Derek Jeter is the leading vote-getter in the American League for the All-Star Game. He's the guy you want to build a team around, he's the most overrated player in the game. He's a future Hall of Famer, yet Jeter has struggled through much of the first half of the season. Mark Feinsand has a good piece on the Yankee captain in the News today:
Jeter won't even offer a guess at the reason for his declining numbers, but Yankees hitting coach Kevin Long has his own theory.
"I can tell you that he probably lost 30-35 points in his average due to his hand injury, but he'd never admit that," Long said. "His swing wasn't the same, he was favoring it and he got into some problems when it came to staying behind the baseball, which has always been his strength. He still contributed and helped us in other ways, but his hitting suffered."
...Jeter began expanding his strike zone, swinging at pitches on the corners or off the plate. As Long watched those bad habits, he knew something wasn't right.
"How much damage can you do with a pitch that's (a foot) off the plate?" Long said. "Since he's been healthy, he's had to get out of some of those bad habits, and now he's starting to put a little something together."
The reason the Yankees can deal their starting center fielder for need without opening up another hole is the performance of prospect Brett Gardner at Triple-A Scranton.

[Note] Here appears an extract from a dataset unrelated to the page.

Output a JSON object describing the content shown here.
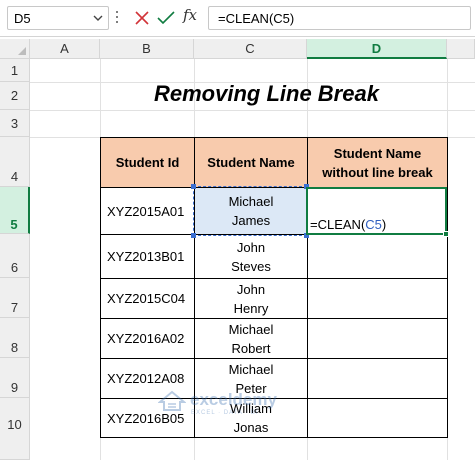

The speedy center fielder is currently batting .292/.408/.436 with 10 doubles, nine triples, three home runs, and 52 walks in 73 games. He has also stolen 29 bases in 37 attempts. Gardner, 24, will not be an impact player in the major leagues. However, given his patience, a .275 batting average, and his ability to run balls down with his speed, he should be at least as productive as Cabrera and provide a better on-base threat at the bottom of the order, creating more opportunities for Johnny Damon, Derek Jeter, and the top of the lineup.